Judicious Respect for Your Political Opponent

Niels Van Quaquebeke smiling

How disrespectful communication in political debate impacts election outcomes

Right now in the US, Donald Trump is primarily attempting to demonstrate his decisiveness and strong will by directly attacking his political opponents. Election campaigns in Germany are increasingly taking on the characteristics of American ones, and there are many political players here who are known for their disrespectfulness in debates. Yet, Angela Merkel remains respectful when dealing with her opponents – even during frontal attacks. Is this her secret to success?
A current study has examined how disrespectful communication in political debates impacts election outcomes. The participants in the study, which is being published in Political Psychology, were significantly less willing to give their vote to a candidate who was disrespectful during debates, regardless of whether they were perceived more competent and decisive.

Carried out at Kühne Logistics University (KLU), the University of Hamburg, and the University of Trento, the study analyzed the 2013 parliamentary election in Germany. Peer Steinbrück challenged Merkel – also known as “Teflon Merkel” because she smiles and remains calm in the face of personal attacks. At the other end of the spectrum, he is known for calling other political players “clowns” or “crybabies” and giving them the finger.

In the sense of image management, Merkel hoped that her respectful treatment would serve in the stead of the social warmth that many people perceive her as lacking. Steinbrück, on the other hand, wanted to appear feisty and strong-willed. The voters saw something else: they perceived Merkel as socially inclusive and Steinbrück as awkward and clumsy.
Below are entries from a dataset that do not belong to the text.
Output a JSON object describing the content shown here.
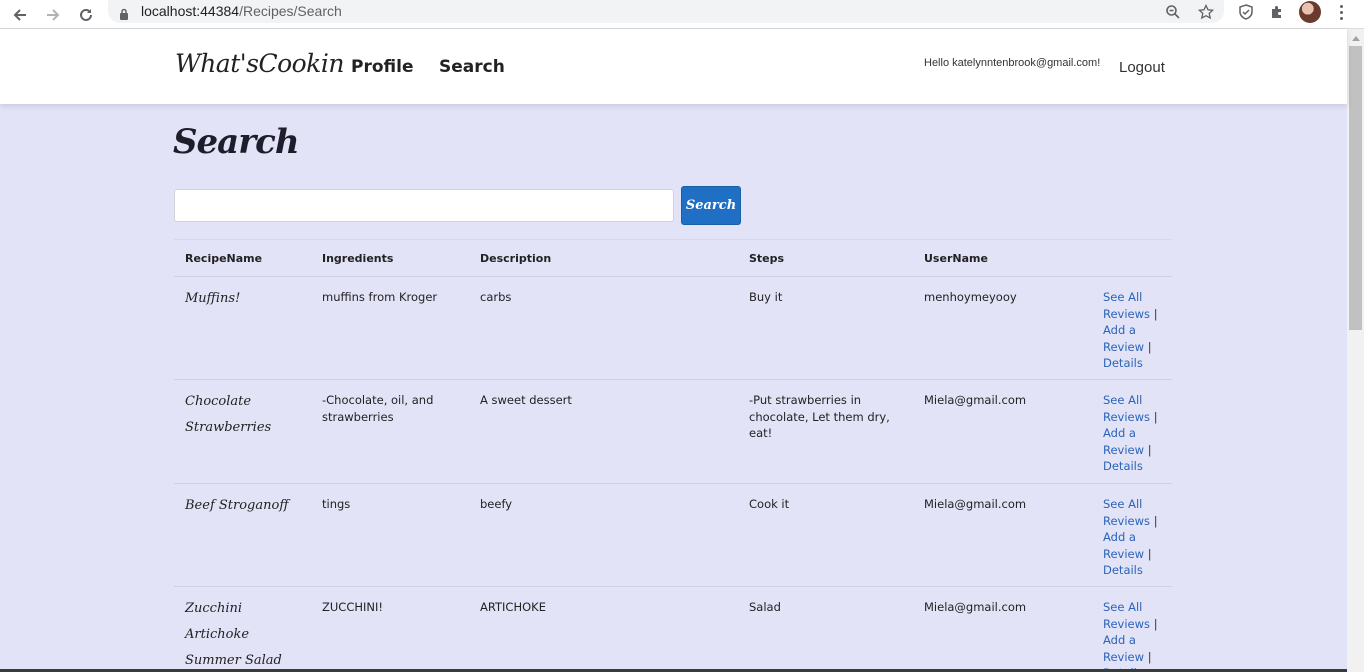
{
  "browser": {
    "url_host": "localhost:44384",
    "url_path": "/Recipes/Search"
  },
  "nav": {
    "brand": "What'sCookin",
    "links": [
      "Profile",
      "Search"
    ],
    "greeting": "Hello katelynntenbrook@gmail.com!",
    "logout": "Logout"
  },
  "page": {
    "title": "Search",
    "search_value": "",
    "search_button": "Search"
  },
  "table": {
    "headers": [
      "RecipeName",
      "Ingredients",
      "Description",
      "Steps",
      "UserName"
    ],
    "action_labels": {
      "see_all_1": "See All",
      "see_all_2": "Reviews",
      "add_1": "Add a",
      "add_2": "Review",
      "details": "Details",
      "sep": "|"
    },
    "rows": [
      {
        "name_lines": [
          "Muffins!"
        ],
        "ingredients": [
          "muffins from Kroger"
        ],
        "description": "carbs",
        "steps": [
          "Buy it"
        ],
        "user": "menhoymeyooy"
      },
      {
        "name_lines": [
          "Chocolate",
          "Strawberries"
        ],
        "ingredients": [
          "-Chocolate, oil, and",
          "strawberries"
        ],
        "description": "A sweet dessert",
        "steps": [
          "-Put strawberries in",
          "chocolate, Let them dry, eat!"
        ],
        "user": "Miela@gmail.com"
      },
      {
        "name_lines": [
          "Beef Stroganoff"
        ],
        "ingredients": [
          "tings"
        ],
        "description": "beefy",
        "steps": [
          "Cook it"
        ],
        "user": "Miela@gmail.com"
      },
      {
        "name_lines": [
          "Zucchini Artichoke",
          "Summer Salad"
        ],
        "ingredients": [
          "ZUCCHINI!"
        ],
        "description": "ARTICHOKE",
        "steps": [
          "Salad"
        ],
        "user": "Miela@gmail.com"
      }
    ]
  },
  "colors": {
    "page_bg": "#e3e3f8",
    "accent": "#1f6fc4",
    "link": "#2a64b8"
  }
}
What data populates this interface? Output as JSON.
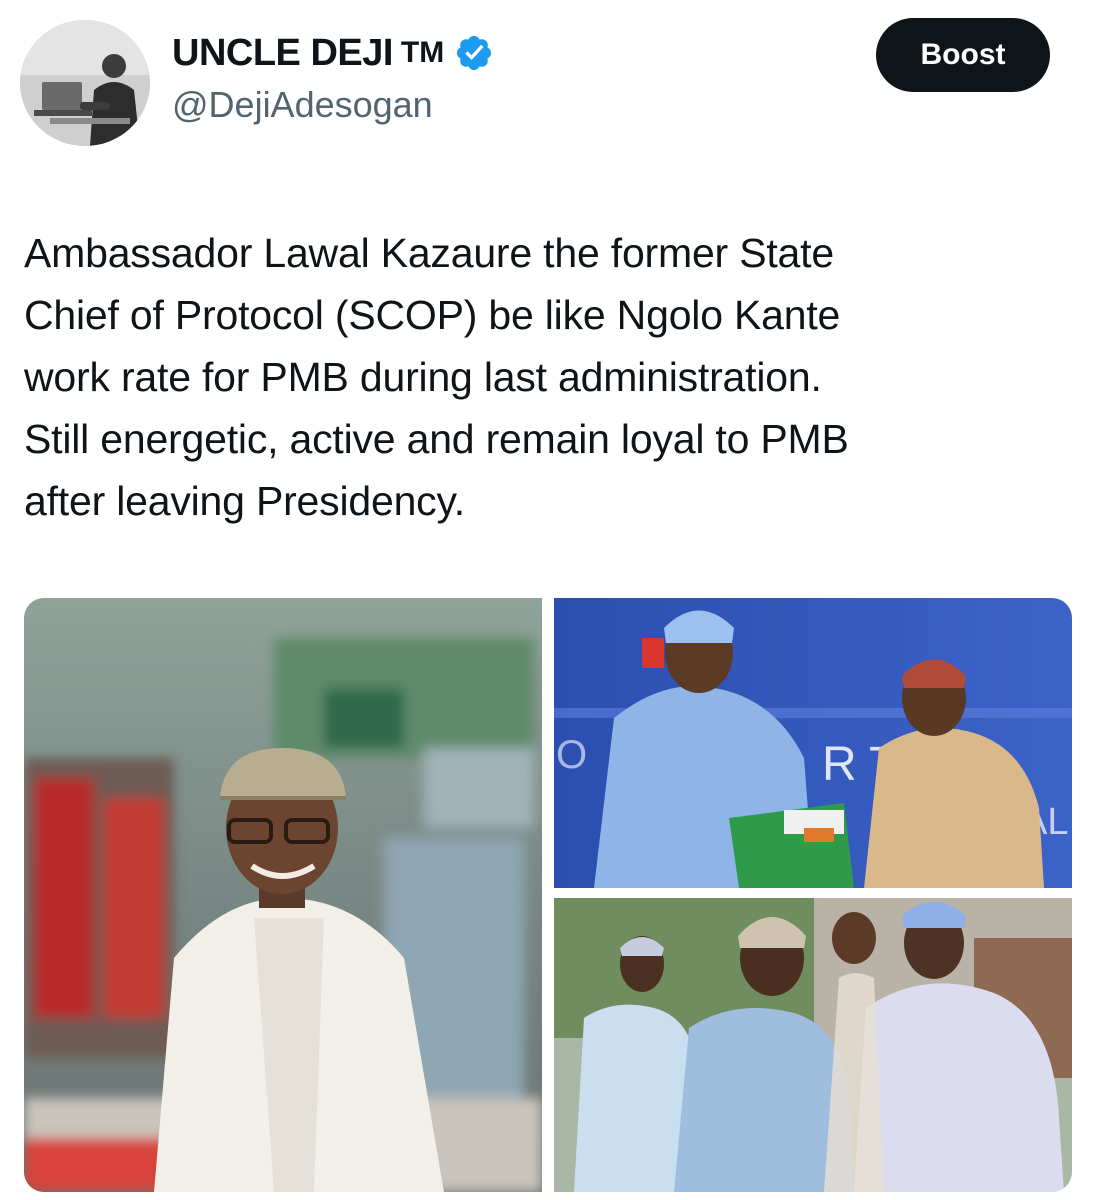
{
  "author": {
    "display_name": "UNCLE DEJI",
    "trademark": "TM",
    "handle": "@DejiAdesogan",
    "verified": true,
    "avatar_icon": "profile-photo-avatar"
  },
  "actions": {
    "boost_label": "Boost"
  },
  "tweet": {
    "lines": [
      "Ambassador Lawal Kazaure the former State",
      "Chief of Protocol (SCOP) be like Ngolo Kante",
      "work rate for PMB during last administration.",
      "Still energetic, active and remain loyal to PMB",
      "after leaving Presidency."
    ]
  },
  "media": {
    "count": 3,
    "photo_banner_fragment_left": "O",
    "photo_banner_fragment_right": "R  THE",
    "photo_banner_fragment_side": "AL"
  },
  "colors": {
    "text_primary": "#0f1419",
    "text_secondary": "#536471",
    "verified_blue": "#1d9bf0",
    "boost_bg": "#0f1419"
  }
}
However, Merkel was also universally seen as being boring and passive, while her opponent was considered quick-witted and competent. The researchers wanted to analyze this apparent contradiction. They assumed that disrespectfulness in political discourse has an impact on two different dimensions of social perception. One dimension is called “communion,” the lack of human warmth, and the other is “agency,” a signal of self-confidence and dominance.

The research project consists of three studies that aim to offer a better explanation of election results. “The significance of disrespectfulness in political discourse on election results not only varies with the dimension of attribution, but also with the moral self-image of the voters,” said Dr. Niels Van Quaquebeke, Professor of Leadership and Organizational Behavior at KLU.
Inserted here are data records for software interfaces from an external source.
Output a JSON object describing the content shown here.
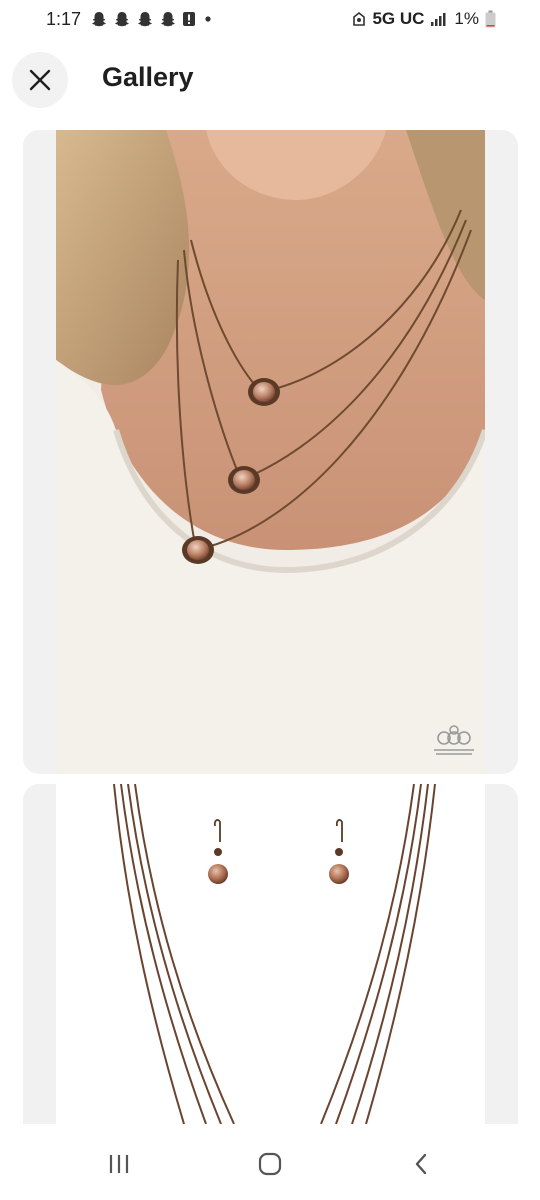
{
  "status_bar": {
    "time": "1:17",
    "network": "5G UC",
    "battery": "1%",
    "notification_icons": [
      "snapchat-icon",
      "snapchat-icon",
      "snapchat-icon",
      "snapchat-icon",
      "alert-icon",
      "dot-icon"
    ]
  },
  "header": {
    "title": "Gallery",
    "close_icon": "close-icon"
  },
  "gallery": {
    "images": [
      {
        "subject": "layered copper necklace worn on model",
        "watermark": "crown-logo-icon"
      },
      {
        "subject": "copper necklace chains with earrings"
      }
    ]
  },
  "nav_bar": {
    "items": [
      "recent-apps-icon",
      "home-icon",
      "back-icon"
    ]
  },
  "colors": {
    "card_bg": "#f1f1f1",
    "copper": "#8a5a3a",
    "title": "#1f1f1f"
  }
}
“Two dimensions are important for election outcomes: human warmth – whether or not the candidate is perceived as friendly and group-oriented – and agency – the extent to which the candidate is perceived as competent and ready to tackle the job at hand,” Van Quaquebeke explained. “In contrast to political advice to tear apart political opponents by whatever means, disrespectfulness in political debates does not necessarily lead to the attribution of agency to a candidate, but it always leads to a lower human warmth rating.”
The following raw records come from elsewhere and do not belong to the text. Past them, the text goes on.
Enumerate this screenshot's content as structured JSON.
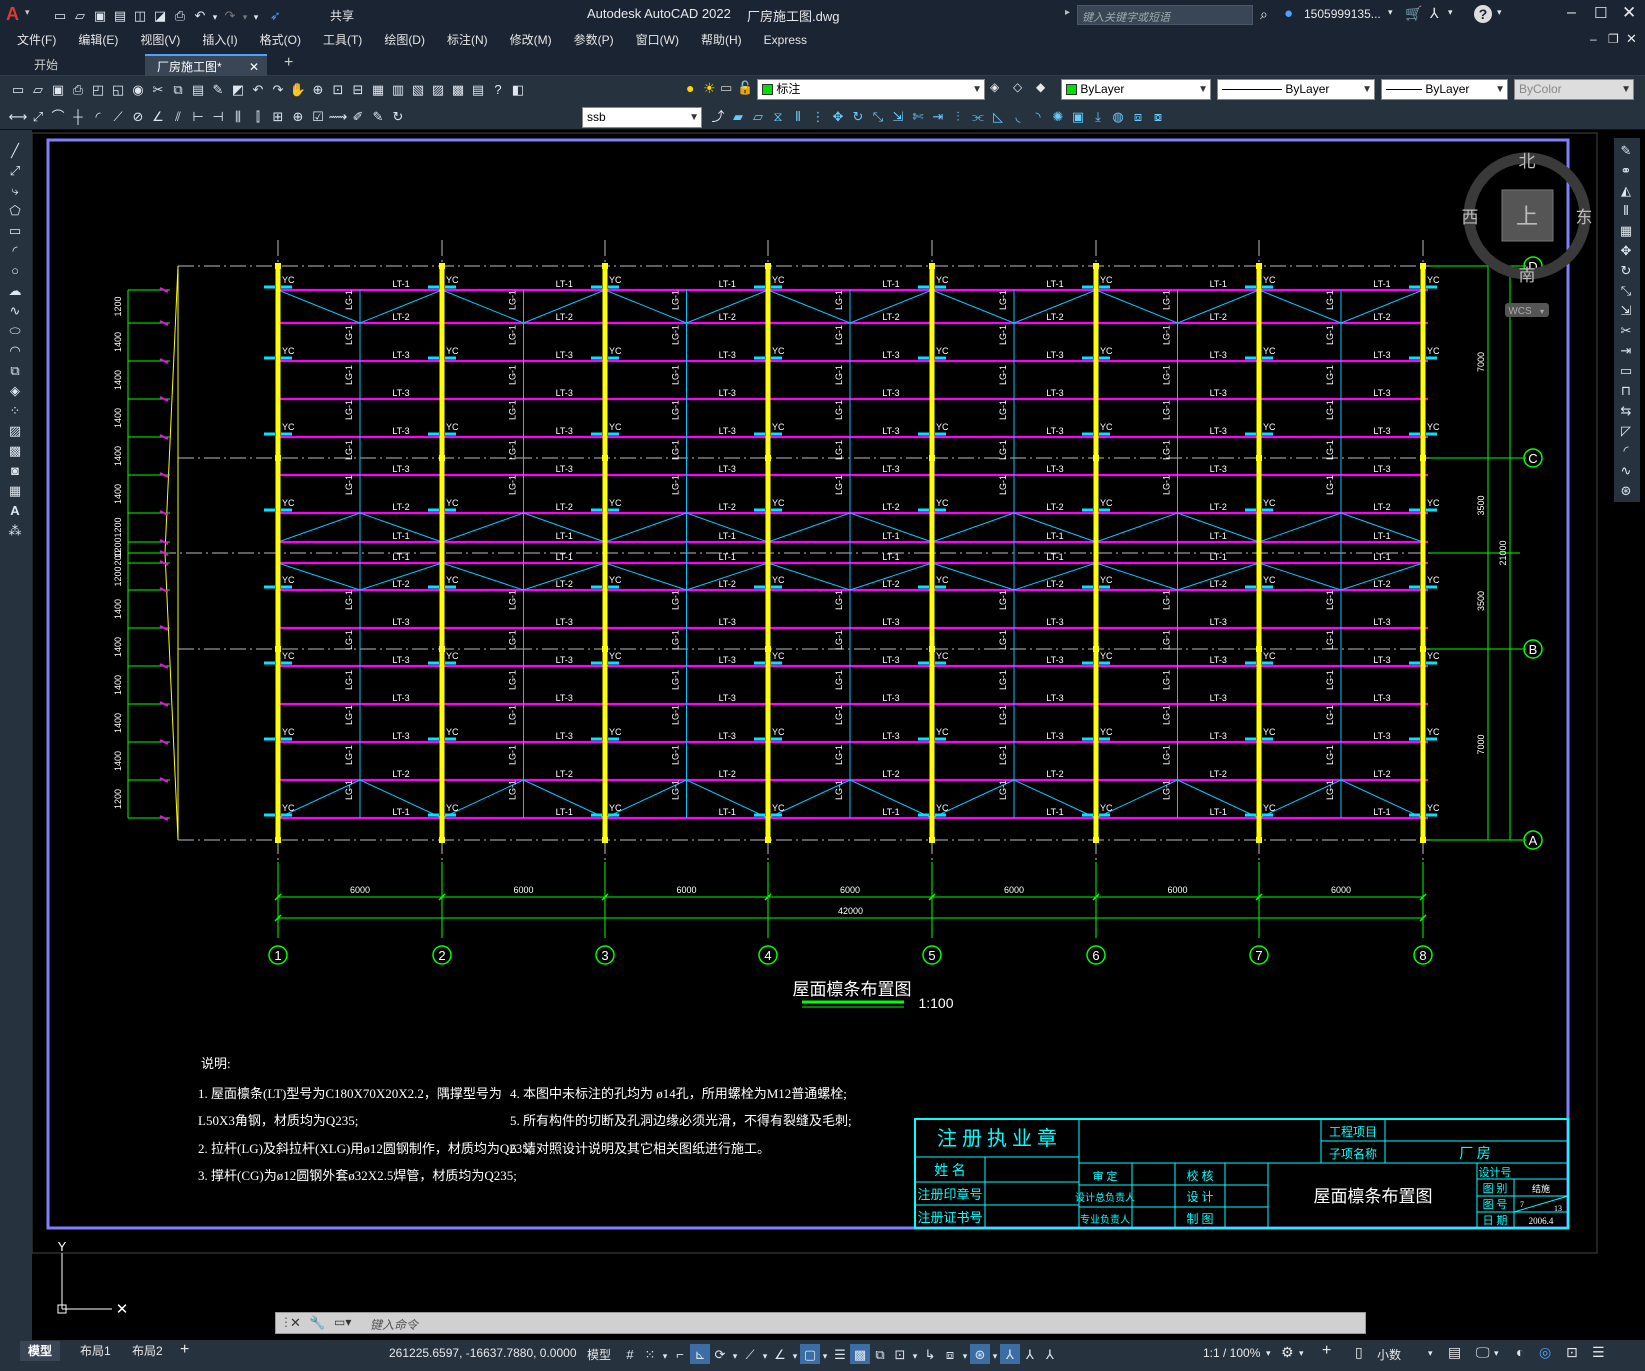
{
  "app": {
    "title": "Autodesk AutoCAD 2022",
    "filename": "厂房施工图.dwg",
    "logo": "A",
    "share": "共享",
    "search_placeholder": "键入关键字或短语",
    "user": "1505999135...",
    "brand_red": "#e03a2f"
  },
  "menu": [
    "文件(F)",
    "编辑(E)",
    "视图(V)",
    "插入(I)",
    "格式(O)",
    "工具(T)",
    "绘图(D)",
    "标注(N)",
    "修改(M)",
    "参数(P)",
    "窗口(W)",
    "帮助(H)",
    "Express"
  ],
  "tabs": {
    "start": "开始",
    "active": "厂房施工图*"
  },
  "toolbar": {
    "layer": "标注",
    "color": "ByLayer",
    "linetype": "ByLayer",
    "lineweight": "ByLayer",
    "plotstyle": "ByColor",
    "dimstyle": "ssb"
  },
  "viewcube": {
    "north": "北",
    "south": "南",
    "east": "东",
    "west": "西",
    "top": "上",
    "wcs": "WCS"
  },
  "drawing": {
    "grid_numbers": [
      "1",
      "2",
      "3",
      "4",
      "5",
      "6",
      "7",
      "8"
    ],
    "grid_letters": [
      "D",
      "C",
      "B",
      "A"
    ],
    "bay_dims": [
      "6000",
      "6000",
      "6000",
      "6000",
      "6000",
      "6000",
      "6000"
    ],
    "total_dim": "42000",
    "right_dims": [
      "7000",
      "3500",
      "3500",
      "7000"
    ],
    "right_total": "21000",
    "left_dims": [
      "1200",
      "1400",
      "1400",
      "1400",
      "1400",
      "1400",
      "1200",
      "1200",
      "200",
      "1200",
      "1400",
      "1400",
      "1400",
      "1400",
      "1400",
      "1200"
    ],
    "plan_title": "屋面檩条布置图",
    "plan_scale": "1:100"
  },
  "notes": {
    "heading": "说明:",
    "left": [
      "1. 屋面檩条(LT)型号为C180X70X20X2.2，隅撑型号为",
      "   L50X3角钢，材质均为Q235;",
      "2. 拉杆(LG)及斜拉杆(XLG)用ø12圆钢制作，材质均为Q235;",
      "3. 撑杆(CG)为ø12圆钢外套ø32X2.5焊管，材质均为Q235;"
    ],
    "right": [
      "4. 本图中未标注的孔均为 ø14孔，所用螺栓为M12普通螺栓;",
      "5. 所有构件的切断及孔洞边缘必须光滑，不得有裂缝及毛刺;",
      "6. 请对照设计说明及其它相关图纸进行施工。"
    ]
  },
  "titleblock": {
    "stamp": "注 册 执 业 章",
    "name": "姓  名",
    "seal": "注册印章号",
    "cert": "注册证书号",
    "project_label": "工程项目",
    "sub_label": "子项名称",
    "sub_value": "厂    房",
    "roles_left": [
      "审  定",
      "设计总负责人",
      "专业负责人"
    ],
    "roles_right": [
      "校  核",
      "设  计",
      "制  图"
    ],
    "drawing_name": "屋面檩条布置图",
    "design_no": "设计号",
    "dwg_type": "图  别",
    "dwg_no": "图  号",
    "date": "日  期",
    "type_val": "结施",
    "no_val": "7",
    "no_total": "13",
    "date_val": "2006.4"
  },
  "command": {
    "placeholder": "键入命令"
  },
  "layout_tabs": [
    "模型",
    "布局1",
    "布局2"
  ],
  "status": {
    "coords": "261225.6597, -16637.7880, 0.0000",
    "mode": "模型",
    "scale": "1:1 / 100%",
    "units": "小数"
  },
  "colors": {
    "grid": "#00ff00",
    "purlin": "#ff00ff",
    "column": "#ffff00",
    "brace": "#00c8ff",
    "border": "#8080ff",
    "titleblock": "#00ffff"
  }
}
How can politicians make use of these results? “Our data show that, for example, showing disrespect during a debate can be likened to shooting yourself in the leg,” said Van Quaquebeke. “In general, candidates should avoid this type of communication – contrary to what some political advisors recommend to politicians preparing for TV debates. It may be instrumental for short term strategies such as receiving people’s attention – see Trump -, but our data suggest that it is not a good strategy to ultimately get elected.”

In 2013, Merkel won the election and became the chancellor. In 2015, she was Time magazine’s Person of the Year. Who would expect the same of Mr. Trump?

The study by Prof. Niels Van Quaquebeke (Kühne Logistics University, Hamburg), Christina Mölders (University of Hamburg), and Maria Paola Paladino (University of Trento) is in print in Political Psychology, doi: 10.1111/pops.12311,

see: onlinelibrary.wiley.com/doi/10.1111/pops.12311/abstract